> _EXERCISE GOAL_:
Can you write out the whole listing exactly?

> _EXERCISE INPUTS_:
......

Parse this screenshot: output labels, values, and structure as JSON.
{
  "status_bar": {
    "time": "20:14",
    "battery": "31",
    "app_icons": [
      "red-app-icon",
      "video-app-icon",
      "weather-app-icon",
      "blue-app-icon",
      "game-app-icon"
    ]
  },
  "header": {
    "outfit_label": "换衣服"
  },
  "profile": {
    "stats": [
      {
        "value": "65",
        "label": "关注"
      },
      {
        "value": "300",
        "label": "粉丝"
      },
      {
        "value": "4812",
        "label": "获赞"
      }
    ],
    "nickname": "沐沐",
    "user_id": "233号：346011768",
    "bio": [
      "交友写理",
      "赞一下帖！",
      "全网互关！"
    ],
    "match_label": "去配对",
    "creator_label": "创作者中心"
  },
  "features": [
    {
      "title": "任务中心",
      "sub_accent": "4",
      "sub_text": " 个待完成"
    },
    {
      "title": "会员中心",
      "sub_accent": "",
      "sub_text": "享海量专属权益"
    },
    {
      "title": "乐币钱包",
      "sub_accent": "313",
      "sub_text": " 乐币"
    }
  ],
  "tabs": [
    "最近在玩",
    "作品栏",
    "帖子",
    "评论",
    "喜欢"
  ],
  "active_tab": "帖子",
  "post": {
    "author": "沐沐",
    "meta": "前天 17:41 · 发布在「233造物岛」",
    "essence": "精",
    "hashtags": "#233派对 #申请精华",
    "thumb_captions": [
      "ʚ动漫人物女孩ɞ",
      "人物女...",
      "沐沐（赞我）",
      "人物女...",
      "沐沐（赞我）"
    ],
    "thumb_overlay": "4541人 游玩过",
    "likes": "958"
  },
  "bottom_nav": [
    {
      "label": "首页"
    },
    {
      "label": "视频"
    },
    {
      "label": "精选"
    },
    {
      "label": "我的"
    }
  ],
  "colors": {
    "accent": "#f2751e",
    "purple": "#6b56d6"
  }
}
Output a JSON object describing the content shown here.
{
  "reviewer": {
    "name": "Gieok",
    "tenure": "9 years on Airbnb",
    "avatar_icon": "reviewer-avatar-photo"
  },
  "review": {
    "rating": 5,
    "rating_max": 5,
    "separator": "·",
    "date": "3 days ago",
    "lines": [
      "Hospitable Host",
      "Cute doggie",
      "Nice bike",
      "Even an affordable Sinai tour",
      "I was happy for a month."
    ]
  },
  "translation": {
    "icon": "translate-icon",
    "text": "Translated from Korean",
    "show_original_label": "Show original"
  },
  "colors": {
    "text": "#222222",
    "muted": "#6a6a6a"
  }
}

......

> _TASK OUTPUT_:
Parse this screenshot: output labels, values, and structure as JSON.
{
  "status_bar": {
    "time": "20:14",
    "battery": "31",
    "app_icons": [
      "red-app-icon",
      "video-app-icon",
      "weather-app-icon",
      "blue-app-icon",
      "game-app-icon"
    ]
  },
  "header": {
    "outfit_label": "换衣服"
  },
  "profile": {
    "stats": [
      {
        "value": "65",
        "label": "关注"
      },
      {
        "value": "300",
        "label": "粉丝"
      },
      {
        "value": "4812",
        "label": "获赞"
      }
    ],
    "nickname": "沐沐",
    "user_id": "233号：346011768",
    "bio": [
      "交友写理",
      "赞一下帖！",
      "全网互关！"
    ],
    "match_label": "去配对",
    "creator_label": "创作者中心"
  },
  "features": [
    {
      "title": "任务中心",
      "sub_accent": "4",
      "sub_text": " 个待完成"
    },
    {
      "title": "会员中心",
      "sub_accent": "",
      "sub_text": "享海量专属权益"
    },
    {
      "title": "乐币钱包",
      "sub_accent": "313",
      "sub_text": " 乐币"
    }
  ],
  "tabs": [
    "最近在玩",
    "作品栏",
    "帖子",
    "评论",
    "喜欢"
  ],
  "active_tab": "帖子",
  "post": {
    "author": "沐沐",
    "meta": "前天 17:41 · 发布在「233造物岛」",
    "essence": "精",
    "hashtags": "#233派对 #申请精华",
    "thumb_captions": [
      "ʚ动漫人物女孩ɞ",
      "人物女...",
      "沐沐（赞我）",
      "人物女...",
      "沐沐（赞我）"
    ],
    "thumb_overlay": "4541人 游玩过",
    "likes": "958"
  },
  "bottom_nav": [
    {
      "label": "首页"
    },
    {
      "label": "视频"
    },
    {
      "label": "精选"
    },
    {
      "label": "我的"
    }
  ],
  "colors": {
    "accent": "#f2751e",
    "purple": "#6b56d6"
  }
}
Output a JSON object describing the content shown here.
{
  "reviewer": {
    "name": "Gieok",
    "tenure": "9 years on Airbnb",
    "avatar_icon": "reviewer-avatar-photo"
  },
  "review": {
    "rating": 5,
    "rating_max": 5,
    "separator": "·",
    "date": "3 days ago",
    "lines": [
      "Hospitable Host",
      "Cute doggie",
      "Nice bike",
      "Even an affordable Sinai tour",
      "I was happy for a month."
    ]
  },
  "translation": {
    "icon": "translate-icon",
    "text": "Translated from Korean",
    "show_original_label": "Show original"
  },
  "colors": {
    "text": "#222222",
    "muted": "#6a6a6a"
  }
}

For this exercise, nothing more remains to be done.